● **AIM OF THE TASK**: Line by line, copy the records below exactly.

(AVAILABLE RECORDS begins)

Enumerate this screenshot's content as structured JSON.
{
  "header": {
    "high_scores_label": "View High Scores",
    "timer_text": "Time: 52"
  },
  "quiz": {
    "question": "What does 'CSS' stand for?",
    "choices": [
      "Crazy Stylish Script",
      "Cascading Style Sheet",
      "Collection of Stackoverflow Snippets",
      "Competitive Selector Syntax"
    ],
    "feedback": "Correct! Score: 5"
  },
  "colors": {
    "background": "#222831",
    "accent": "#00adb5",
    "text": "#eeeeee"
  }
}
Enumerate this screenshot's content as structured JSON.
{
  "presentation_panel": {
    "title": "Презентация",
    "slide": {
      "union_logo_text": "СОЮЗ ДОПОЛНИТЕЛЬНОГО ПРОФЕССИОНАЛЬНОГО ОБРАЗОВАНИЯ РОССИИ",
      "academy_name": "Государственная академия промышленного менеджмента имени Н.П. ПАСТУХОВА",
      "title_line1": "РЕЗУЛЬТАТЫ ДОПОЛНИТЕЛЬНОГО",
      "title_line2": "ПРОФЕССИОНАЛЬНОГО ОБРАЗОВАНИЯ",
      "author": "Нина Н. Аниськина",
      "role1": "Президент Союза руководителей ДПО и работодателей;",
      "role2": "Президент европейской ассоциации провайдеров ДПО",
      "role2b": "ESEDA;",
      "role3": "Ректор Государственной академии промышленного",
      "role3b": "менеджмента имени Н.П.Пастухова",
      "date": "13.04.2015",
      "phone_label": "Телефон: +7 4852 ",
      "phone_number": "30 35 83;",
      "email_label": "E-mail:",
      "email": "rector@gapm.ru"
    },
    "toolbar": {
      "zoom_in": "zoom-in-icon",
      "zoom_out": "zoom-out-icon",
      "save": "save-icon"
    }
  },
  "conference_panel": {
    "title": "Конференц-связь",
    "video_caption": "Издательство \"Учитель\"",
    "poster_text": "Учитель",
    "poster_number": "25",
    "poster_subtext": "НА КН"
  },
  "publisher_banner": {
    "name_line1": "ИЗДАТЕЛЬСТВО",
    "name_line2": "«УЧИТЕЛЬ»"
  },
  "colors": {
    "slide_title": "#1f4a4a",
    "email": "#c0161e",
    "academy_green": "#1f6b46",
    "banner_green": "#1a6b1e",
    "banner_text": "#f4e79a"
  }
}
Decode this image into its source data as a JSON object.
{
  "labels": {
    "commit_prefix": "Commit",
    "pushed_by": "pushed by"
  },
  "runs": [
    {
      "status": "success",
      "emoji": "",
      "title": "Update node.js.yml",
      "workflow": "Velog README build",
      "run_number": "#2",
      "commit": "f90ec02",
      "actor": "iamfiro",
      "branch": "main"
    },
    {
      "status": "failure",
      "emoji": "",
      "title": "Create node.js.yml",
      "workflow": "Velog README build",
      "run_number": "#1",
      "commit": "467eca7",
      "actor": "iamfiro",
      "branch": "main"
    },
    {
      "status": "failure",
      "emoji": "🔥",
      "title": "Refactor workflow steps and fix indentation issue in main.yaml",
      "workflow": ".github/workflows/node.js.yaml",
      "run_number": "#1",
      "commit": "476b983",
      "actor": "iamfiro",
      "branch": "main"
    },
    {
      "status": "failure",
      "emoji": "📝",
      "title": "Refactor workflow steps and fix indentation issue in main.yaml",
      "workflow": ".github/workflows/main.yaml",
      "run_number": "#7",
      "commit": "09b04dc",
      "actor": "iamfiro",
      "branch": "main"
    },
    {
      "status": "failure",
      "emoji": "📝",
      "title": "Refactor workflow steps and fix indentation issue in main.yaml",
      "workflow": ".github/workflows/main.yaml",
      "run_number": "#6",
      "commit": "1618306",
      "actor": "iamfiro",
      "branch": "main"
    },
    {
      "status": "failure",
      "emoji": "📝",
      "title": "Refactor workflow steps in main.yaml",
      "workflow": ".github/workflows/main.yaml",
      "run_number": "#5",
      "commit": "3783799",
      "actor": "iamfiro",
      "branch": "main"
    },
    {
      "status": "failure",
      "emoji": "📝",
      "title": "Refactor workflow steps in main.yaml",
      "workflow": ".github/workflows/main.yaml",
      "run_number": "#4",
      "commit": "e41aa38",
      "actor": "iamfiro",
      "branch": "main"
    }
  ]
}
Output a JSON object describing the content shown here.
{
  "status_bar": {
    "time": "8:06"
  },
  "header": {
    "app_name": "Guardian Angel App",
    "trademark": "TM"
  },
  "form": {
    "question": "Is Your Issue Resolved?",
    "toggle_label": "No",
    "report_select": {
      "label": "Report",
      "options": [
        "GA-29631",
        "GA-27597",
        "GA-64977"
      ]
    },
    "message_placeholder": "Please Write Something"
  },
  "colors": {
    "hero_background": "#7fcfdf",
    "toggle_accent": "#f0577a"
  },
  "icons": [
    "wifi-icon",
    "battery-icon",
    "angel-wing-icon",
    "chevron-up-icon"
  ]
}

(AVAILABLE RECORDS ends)

● **SOLUTION TO THIS EXERCISE**:
Enumerate this screenshot's content as structured JSON.
{
  "header": {
    "high_scores_label": "View High Scores",
    "timer_text": "Time: 52"
  },
  "quiz": {
    "question": "What does 'CSS' stand for?",
    "choices": [
      "Crazy Stylish Script",
      "Cascading Style Sheet",
      "Collection of Stackoverflow Snippets",
      "Competitive Selector Syntax"
    ],
    "feedback": "Correct! Score: 5"
  },
  "colors": {
    "background": "#222831",
    "accent": "#00adb5",
    "text": "#eeeeee"
  }
}
Enumerate this screenshot's content as structured JSON.
{
  "presentation_panel": {
    "title": "Презентация",
    "slide": {
      "union_logo_text": "СОЮЗ ДОПОЛНИТЕЛЬНОГО ПРОФЕССИОНАЛЬНОГО ОБРАЗОВАНИЯ РОССИИ",
      "academy_name": "Государственная академия промышленного менеджмента имени Н.П. ПАСТУХОВА",
      "title_line1": "РЕЗУЛЬТАТЫ ДОПОЛНИТЕЛЬНОГО",
      "title_line2": "ПРОФЕССИОНАЛЬНОГО ОБРАЗОВАНИЯ",
      "author": "Нина Н. Аниськина",
      "role1": "Президент Союза руководителей ДПО и работодателей;",
      "role2": "Президент европейской ассоциации провайдеров ДПО",
      "role2b": "ESEDA;",
      "role3": "Ректор Государственной академии промышленного",
      "role3b": "менеджмента имени Н.П.Пастухова",
      "date": "13.04.2015",
      "phone_label": "Телефон: +7 4852 ",
      "phone_number": "30 35 83;",
      "email_label": "E-mail:",
      "email": "rector@gapm.ru"
    },
    "toolbar": {
      "zoom_in": "zoom-in-icon",
      "zoom_out": "zoom-out-icon",
      "save": "save-icon"
    }
  },
  "conference_panel": {
    "title": "Конференц-связь",
    "video_caption": "Издательство \"Учитель\"",
    "poster_text": "Учитель",
    "poster_number": "25",
    "poster_subtext": "НА КН"
  },
  "publisher_banner": {
    "name_line1": "ИЗДАТЕЛЬСТВО",
    "name_line2": "«УЧИТЕЛЬ»"
  },
  "colors": {
    "slide_title": "#1f4a4a",
    "email": "#c0161e",
    "academy_green": "#1f6b46",
    "banner_green": "#1a6b1e",
    "banner_text": "#f4e79a"
  }
}
Decode this image into its source data as a JSON object.
{
  "labels": {
    "commit_prefix": "Commit",
    "pushed_by": "pushed by"
  },
  "runs": [
    {
      "status": "success",
      "emoji": "",
      "title": "Update node.js.yml",
      "workflow": "Velog README build",
      "run_number": "#2",
      "commit": "f90ec02",
      "actor": "iamfiro",
      "branch": "main"
    },
    {
      "status": "failure",
      "emoji": "",
      "title": "Create node.js.yml",
      "workflow": "Velog README build",
      "run_number": "#1",
      "commit": "467eca7",
      "actor": "iamfiro",
      "branch": "main"
    },
    {
      "status": "failure",
      "emoji": "🔥",
      "title": "Refactor workflow steps and fix indentation issue in main.yaml",
      "workflow": ".github/workflows/node.js.yaml",
      "run_number": "#1",
      "commit": "476b983",
      "actor": "iamfiro",
      "branch": "main"
    },
    {
      "status": "failure",
      "emoji": "📝",
      "title": "Refactor workflow steps and fix indentation issue in main.yaml",
      "workflow": ".github/workflows/main.yaml",
      "run_number": "#7",
      "commit": "09b04dc",
      "actor": "iamfiro",
      "branch": "main"
    },
    {
      "status": "failure",
      "emoji": "📝",
      "title": "Refactor workflow steps and fix indentation issue in main.yaml",
      "workflow": ".github/workflows/main.yaml",
      "run_number": "#6",
      "commit": "1618306",
      "actor": "iamfiro",
      "branch": "main"
    },
    {
      "status": "failure",
      "emoji": "📝",
      "title": "Refactor workflow steps in main.yaml",
      "workflow": ".github/workflows/main.yaml",
      "run_number": "#5",
      "commit": "3783799",
      "actor": "iamfiro",
      "branch": "main"
    },
    {
      "status": "failure",
      "emoji": "📝",
      "title": "Refactor workflow steps in main.yaml",
      "workflow": ".github/workflows/main.yaml",
      "run_number": "#4",
      "commit": "e41aa38",
      "actor": "iamfiro",
      "branch": "main"
    }
  ]
}
Output a JSON object describing the content shown here.
{
  "status_bar": {
    "time": "8:06"
  },
  "header": {
    "app_name": "Guardian Angel App",
    "trademark": "TM"
  },
  "form": {
    "question": "Is Your Issue Resolved?",
    "toggle_label": "No",
    "report_select": {
      "label": "Report",
      "options": [
        "GA-29631",
        "GA-27597",
        "GA-64977"
      ]
    },
    "message_placeholder": "Please Write Something"
  },
  "colors": {
    "hero_background": "#7fcfdf",
    "toggle_accent": "#f0577a"
  },
  "icons": [
    "wifi-icon",
    "battery-icon",
    "angel-wing-icon",
    "chevron-up-icon"
  ]
}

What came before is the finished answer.